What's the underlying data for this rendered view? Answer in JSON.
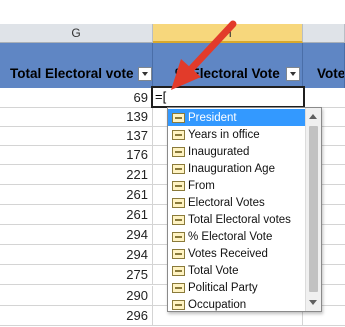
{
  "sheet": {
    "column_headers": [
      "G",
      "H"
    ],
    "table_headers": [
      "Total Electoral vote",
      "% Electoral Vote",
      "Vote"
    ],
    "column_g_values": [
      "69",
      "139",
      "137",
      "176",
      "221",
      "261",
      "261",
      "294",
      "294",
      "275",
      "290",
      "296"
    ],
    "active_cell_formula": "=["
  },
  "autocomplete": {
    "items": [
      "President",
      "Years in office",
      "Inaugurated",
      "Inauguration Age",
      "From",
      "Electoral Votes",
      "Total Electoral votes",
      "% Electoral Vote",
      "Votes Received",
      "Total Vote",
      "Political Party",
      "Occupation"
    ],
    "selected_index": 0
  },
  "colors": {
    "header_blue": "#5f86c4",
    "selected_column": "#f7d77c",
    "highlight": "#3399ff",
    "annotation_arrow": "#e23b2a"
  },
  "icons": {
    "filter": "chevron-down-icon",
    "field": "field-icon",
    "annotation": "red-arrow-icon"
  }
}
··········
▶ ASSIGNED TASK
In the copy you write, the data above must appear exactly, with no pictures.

▶ PROBLEM SOLUTION
What's the underlying data for this rendered view? Answer in JSON.
{
  "sheet": {
    "column_headers": [
      "G",
      "H"
    ],
    "table_headers": [
      "Total Electoral vote",
      "% Electoral Vote",
      "Vote"
    ],
    "column_g_values": [
      "69",
      "139",
      "137",
      "176",
      "221",
      "261",
      "261",
      "294",
      "294",
      "275",
      "290",
      "296"
    ],
    "active_cell_formula": "=["
  },
  "autocomplete": {
    "items": [
      "President",
      "Years in office",
      "Inaugurated",
      "Inauguration Age",
      "From",
      "Electoral Votes",
      "Total Electoral votes",
      "% Electoral Vote",
      "Votes Received",
      "Total Vote",
      "Political Party",
      "Occupation"
    ],
    "selected_index": 0
  },
  "colors": {
    "header_blue": "#5f86c4",
    "selected_column": "#f7d77c",
    "highlight": "#3399ff",
    "annotation_arrow": "#e23b2a"
  },
  "icons": {
    "filter": "chevron-down-icon",
    "field": "field-icon",
    "annotation": "red-arrow-icon"
  }
}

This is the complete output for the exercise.